Last Monday saw the beginning of the 5th annual Kings’ Forest Arts Week. This year’s theme was The History of Art and it all tied in beautifully with our celebrations of ten years of Kings’ Forest Primary School. The week came to a creative crescendo on Friday with the first ever Kings’ Forest Arts Trail being held all over school. Thank you to everyone who came along to see the art and helped make it such a success.
In Hare Class, the children have been learning about emotions and how they affect us. They made some fantastic salt dough sculptures, practised their photography skills and made cardboard collages showing different feelings. Great work!

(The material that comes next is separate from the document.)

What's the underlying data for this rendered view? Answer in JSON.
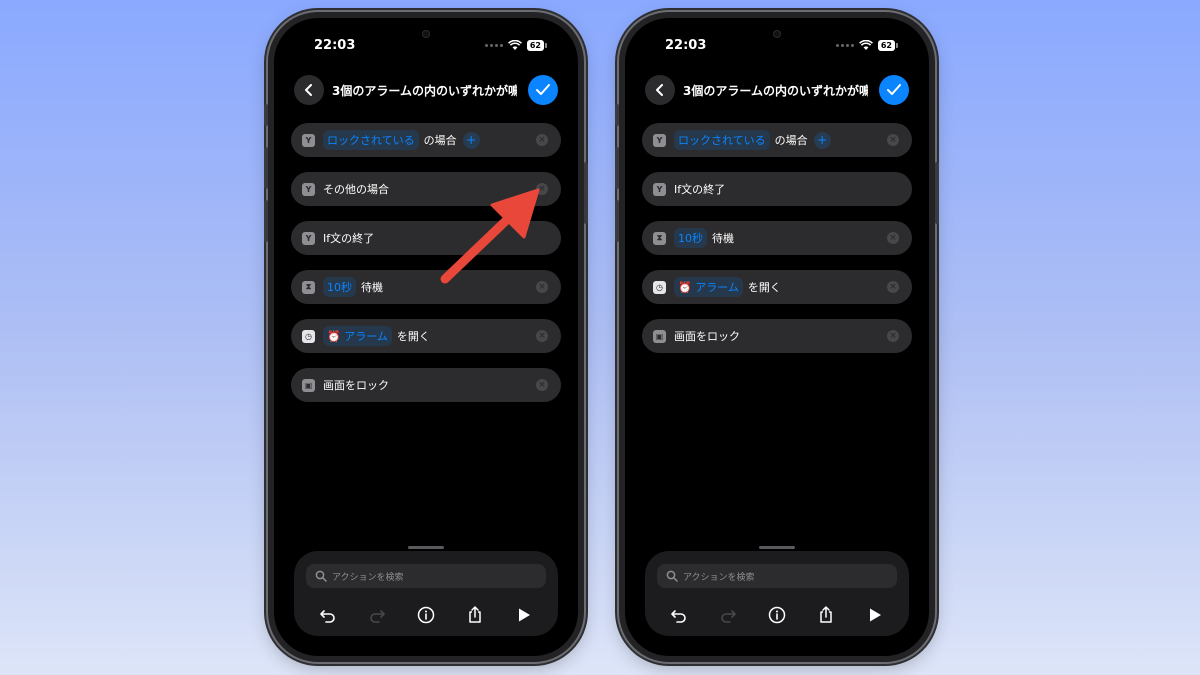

The youngest children in the school excelled themselves last week by showing their creative side. They researched the early 20th century art movement Fauvism, which features vivid images made up of bright, exaggerated colours. They created Matisse inspired mobiles and they showcased their newly found cutting skills on a wonderful number ten made out of cut outs of their hands!
The reign of Queen Victoria is part of Year 1’s topic this term, so they studied the Victorian’s love of portraiture by having their photograph taken – no a smiling allowed! They then drew realistic illustrations of their friends’ pics. The whoile year group showed their amazing growth mindset while learning to draw oval shapes for their faces.
In Year 2, they researched Vincent Van Gogh and painted their own fantastic versions of his famous piece Starry Night. The painting skills on show were really impressive and the children were rightly proud of what they produced. It goes to show what can be achieved with perseverance when learning new skills. Their number ten was also a masterpiece – covered in sunflowers in homage to Vincent.
Bat and Deer class took their audience on a trip way back in time to Stone Age Britain. Their exploits included some beautiful cave paintings on cave walls that they had created using papier mache. They also painted some wonderful sunsets behind the silhouette of Stone Henge.
Miss McCusker and Miss Spencer’s classes looked at the culture of the Australian Aborigines, whose art is the oldest to still be created in the same way now, dating back to 70,000 BC! The children sculpted some impressive spirit animals from clay, experimented with pointelism paintings and recited their very own Haiku poems on film.
Stoat and Adder classes learned about Pop Art this week and how it revolutionized art in the 1950s and 1960s. They took their time to hone realistic line drawings of an everyday object that meant something to them. After several attempts which saw much improvement, these original pieces were used to create paintings and digital art inspired by Andy Warhol and drawings in the style of Brazilian contemporary pop artist Romero Britto.
The oldest children in the school took a dip into the bizarre world of Salvador Dali and his fellow surrealists, whose artworks first graced galleries in the 1920s. The children studied the style before embarking on their own journey into the unusual, creating strong images with pencils and felt tips. Their 10th birthday piece featured a 3D model of a tree and a ‘melted clock’ in the style of Salvador himself.
Thank you to everyone who came to support the Arts Trail – it was a huge success and we hope you enjoyed seeing the children’s work on display in their own classrooms and answering the quiz questions as you went around the building. If you missed any of the class films, many of them are on the school website at: https://www.kingsforestschool.co.uk/kings-forest-tv/